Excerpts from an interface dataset
= Beginning of Section =
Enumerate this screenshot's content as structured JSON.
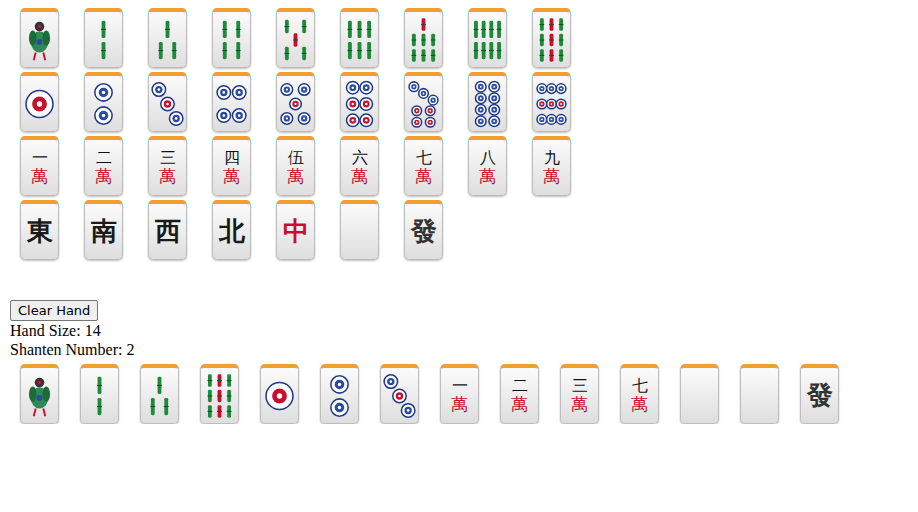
{
  "palette": {
    "rows": [
      [
        {
          "kind": "sou1"
        },
        {
          "kind": "sou2"
        },
        {
          "kind": "sou3"
        },
        {
          "kind": "sou4"
        },
        {
          "kind": "sou5"
        },
        {
          "kind": "sou6"
        },
        {
          "kind": "sou7"
        },
        {
          "kind": "sou8"
        },
        {
          "kind": "sou9"
        }
      ],
      [
        {
          "kind": "pin1"
        },
        {
          "kind": "pin2"
        },
        {
          "kind": "pin3"
        },
        {
          "kind": "pin4"
        },
        {
          "kind": "pin5"
        },
        {
          "kind": "pin6"
        },
        {
          "kind": "pin7"
        },
        {
          "kind": "pin8"
        },
        {
          "kind": "pin9"
        }
      ],
      [
        {
          "kind": "man",
          "numeral": "一",
          "suit_char": "萬"
        },
        {
          "kind": "man",
          "numeral": "二",
          "suit_char": "萬"
        },
        {
          "kind": "man",
          "numeral": "三",
          "suit_char": "萬"
        },
        {
          "kind": "man",
          "numeral": "四",
          "suit_char": "萬"
        },
        {
          "kind": "man",
          "numeral": "伍",
          "suit_char": "萬"
        },
        {
          "kind": "man",
          "numeral": "六",
          "suit_char": "萬"
        },
        {
          "kind": "man",
          "numeral": "七",
          "suit_char": "萬"
        },
        {
          "kind": "man",
          "numeral": "八",
          "suit_char": "萬"
        },
        {
          "kind": "man",
          "numeral": "九",
          "suit_char": "萬"
        }
      ],
      [
        {
          "kind": "honor",
          "text": "東",
          "color": "#1a1a1a"
        },
        {
          "kind": "honor",
          "text": "南",
          "color": "#1a1a1a"
        },
        {
          "kind": "honor",
          "text": "西",
          "color": "#1a1a1a"
        },
        {
          "kind": "honor",
          "text": "北",
          "color": "#1a1a1a"
        },
        {
          "kind": "honor",
          "text": "中",
          "color": "#c8102e"
        },
        {
          "kind": "haku"
        },
        {
          "kind": "honor",
          "text": "發",
          "color": "#333333"
        }
      ]
    ]
  },
  "controls": {
    "clear_button": "Clear Hand"
  },
  "status": {
    "hand_size": "Hand Size: 14",
    "shanten": "Shanten Number: 2"
  },
  "hand": [
    {
      "kind": "sou1"
    },
    {
      "kind": "sou2"
    },
    {
      "kind": "sou3"
    },
    {
      "kind": "sou9"
    },
    {
      "kind": "pin1"
    },
    {
      "kind": "pin2"
    },
    {
      "kind": "pin3"
    },
    {
      "kind": "man",
      "numeral": "一",
      "suit_char": "萬"
    },
    {
      "kind": "man",
      "numeral": "二",
      "suit_char": "萬"
    },
    {
      "kind": "man",
      "numeral": "三",
      "suit_char": "萬"
    },
    {
      "kind": "man",
      "numeral": "七",
      "suit_char": "萬"
    },
    {
      "kind": "haku"
    },
    {
      "kind": "haku"
    },
    {
      "kind": "honor",
      "text": "發",
      "color": "#333333"
    }
  ]
}
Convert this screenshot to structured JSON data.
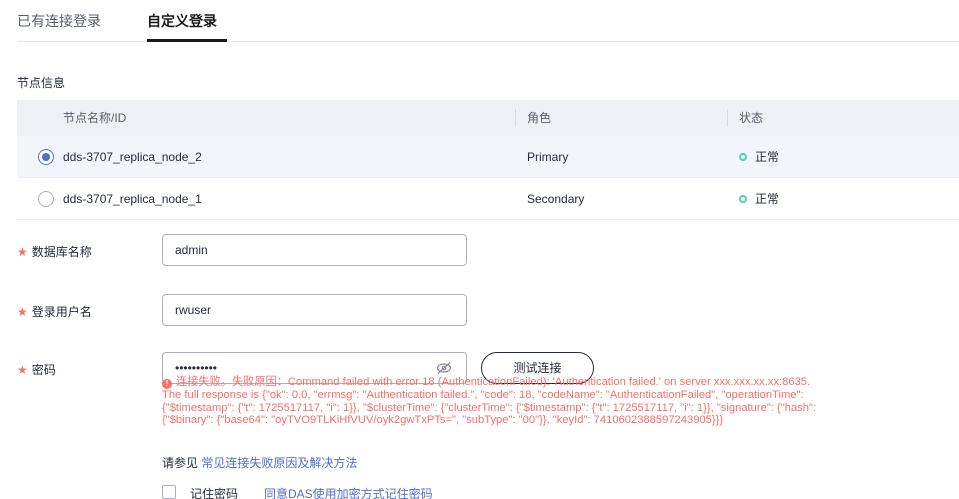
{
  "tabs": [
    {
      "label": "已有连接登录",
      "active": false
    },
    {
      "label": "自定义登录",
      "active": true
    }
  ],
  "node_section": {
    "title": "节点信息",
    "columns": [
      "节点名称/ID",
      "角色",
      "状态"
    ],
    "rows": [
      {
        "name": "dds-3707_replica_node_2",
        "role": "Primary",
        "status": "正常",
        "selected": true
      },
      {
        "name": "dds-3707_replica_node_1",
        "role": "Secondary",
        "status": "正常",
        "selected": false
      }
    ]
  },
  "form": {
    "db_name_label": "数据库名称",
    "db_name_value": "admin",
    "username_label": "登录用户名",
    "username_value": "rwuser",
    "password_label": "密码",
    "password_value": "••••••••••",
    "test_button": "测试连接",
    "required_mark": "★"
  },
  "error": {
    "prefix": "连接失败。失败原因：",
    "line1": "Command failed with error 18 (AuthenticationFailed): 'Authentication failed.' on server xxx.xxx.xx.xx:8635.",
    "line2": "The full response is {\"ok\": 0.0, \"errmsg\": \"Authentication failed.\", \"code\": 18, \"codeName\": \"AuthenticationFailed\", \"operationTime\":",
    "line3": "{\"$timestamp\": {\"t\": 1725517117, \"i\": 1}}, \"$clusterTime\": {\"clusterTime\": {\"$timestamp\": {\"t\": 1725517117, \"i\": 1}}, \"signature\": {\"hash\":",
    "line4": "{\"$binary\": {\"base64\": \"oyTVO9TLKiHfVUV/oyk2gwTxPTs=\", \"subType\": \"00\"}}, \"keyId\": 7410602388597243905}}}"
  },
  "see_also": {
    "text": "请参见",
    "link": "常见连接失败原因及解决方法"
  },
  "remember": {
    "label": "记住密码",
    "link": "同意DAS使用加密方式记住密码",
    "checked": false
  },
  "colors": {
    "accent": "#526ecc",
    "error": "#f66f6a",
    "success": "#50d4ab"
  }
}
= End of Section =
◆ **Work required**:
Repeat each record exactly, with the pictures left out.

◆ **Answer for this exercise**:
Enumerate this screenshot's content as structured JSON.
{
  "palette": {
    "rows": [
      [
        {
          "kind": "sou1"
        },
        {
          "kind": "sou2"
        },
        {
          "kind": "sou3"
        },
        {
          "kind": "sou4"
        },
        {
          "kind": "sou5"
        },
        {
          "kind": "sou6"
        },
        {
          "kind": "sou7"
        },
        {
          "kind": "sou8"
        },
        {
          "kind": "sou9"
        }
      ],
      [
        {
          "kind": "pin1"
        },
        {
          "kind": "pin2"
        },
        {
          "kind": "pin3"
        },
        {
          "kind": "pin4"
        },
        {
          "kind": "pin5"
        },
        {
          "kind": "pin6"
        },
        {
          "kind": "pin7"
        },
        {
          "kind": "pin8"
        },
        {
          "kind": "pin9"
        }
      ],
      [
        {
          "kind": "man",
          "numeral": "一",
          "suit_char": "萬"
        },
        {
          "kind": "man",
          "numeral": "二",
          "suit_char": "萬"
        },
        {
          "kind": "man",
          "numeral": "三",
          "suit_char": "萬"
        },
        {
          "kind": "man",
          "numeral": "四",
          "suit_char": "萬"
        },
        {
          "kind": "man",
          "numeral": "伍",
          "suit_char": "萬"
        },
        {
          "kind": "man",
          "numeral": "六",
          "suit_char": "萬"
        },
        {
          "kind": "man",
          "numeral": "七",
          "suit_char": "萬"
        },
        {
          "kind": "man",
          "numeral": "八",
          "suit_char": "萬"
        },
        {
          "kind": "man",
          "numeral": "九",
          "suit_char": "萬"
        }
      ],
      [
        {
          "kind": "honor",
          "text": "東",
          "color": "#1a1a1a"
        },
        {
          "kind": "honor",
          "text": "南",
          "color": "#1a1a1a"
        },
        {
          "kind": "honor",
          "text": "西",
          "color": "#1a1a1a"
        },
        {
          "kind": "honor",
          "text": "北",
          "color": "#1a1a1a"
        },
        {
          "kind": "honor",
          "text": "中",
          "color": "#c8102e"
        },
        {
          "kind": "haku"
        },
        {
          "kind": "honor",
          "text": "發",
          "color": "#333333"
        }
      ]
    ]
  },
  "controls": {
    "clear_button": "Clear Hand"
  },
  "status": {
    "hand_size": "Hand Size: 14",
    "shanten": "Shanten Number: 2"
  },
  "hand": [
    {
      "kind": "sou1"
    },
    {
      "kind": "sou2"
    },
    {
      "kind": "sou3"
    },
    {
      "kind": "sou9"
    },
    {
      "kind": "pin1"
    },
    {
      "kind": "pin2"
    },
    {
      "kind": "pin3"
    },
    {
      "kind": "man",
      "numeral": "一",
      "suit_char": "萬"
    },
    {
      "kind": "man",
      "numeral": "二",
      "suit_char": "萬"
    },
    {
      "kind": "man",
      "numeral": "三",
      "suit_char": "萬"
    },
    {
      "kind": "man",
      "numeral": "七",
      "suit_char": "萬"
    },
    {
      "kind": "haku"
    },
    {
      "kind": "haku"
    },
    {
      "kind": "honor",
      "text": "發",
      "color": "#333333"
    }
  ]
}
Convert this screenshot to structured JSON data.
{
  "tabs": [
    {
      "label": "已有连接登录",
      "active": false
    },
    {
      "label": "自定义登录",
      "active": true
    }
  ],
  "node_section": {
    "title": "节点信息",
    "columns": [
      "节点名称/ID",
      "角色",
      "状态"
    ],
    "rows": [
      {
        "name": "dds-3707_replica_node_2",
        "role": "Primary",
        "status": "正常",
        "selected": true
      },
      {
        "name": "dds-3707_replica_node_1",
        "role": "Secondary",
        "status": "正常",
        "selected": false
      }
    ]
  },
  "form": {
    "db_name_label": "数据库名称",
    "db_name_value": "admin",
    "username_label": "登录用户名",
    "username_value": "rwuser",
    "password_label": "密码",
    "password_value": "••••••••••",
    "test_button": "测试连接",
    "required_mark": "★"
  },
  "error": {
    "prefix": "连接失败。失败原因：",
    "line1": "Command failed with error 18 (AuthenticationFailed): 'Authentication failed.' on server xxx.xxx.xx.xx:8635.",
    "line2": "The full response is {\"ok\": 0.0, \"errmsg\": \"Authentication failed.\", \"code\": 18, \"codeName\": \"AuthenticationFailed\", \"operationTime\":",
    "line3": "{\"$timestamp\": {\"t\": 1725517117, \"i\": 1}}, \"$clusterTime\": {\"clusterTime\": {\"$timestamp\": {\"t\": 1725517117, \"i\": 1}}, \"signature\": {\"hash\":",
    "line4": "{\"$binary\": {\"base64\": \"oyTVO9TLKiHfVUV/oyk2gwTxPTs=\", \"subType\": \"00\"}}, \"keyId\": 7410602388597243905}}}"
  },
  "see_also": {
    "text": "请参见",
    "link": "常见连接失败原因及解决方法"
  },
  "remember": {
    "label": "记住密码",
    "link": "同意DAS使用加密方式记住密码",
    "checked": false
  },
  "colors": {
    "accent": "#526ecc",
    "error": "#f66f6a",
    "success": "#50d4ab"
  }
}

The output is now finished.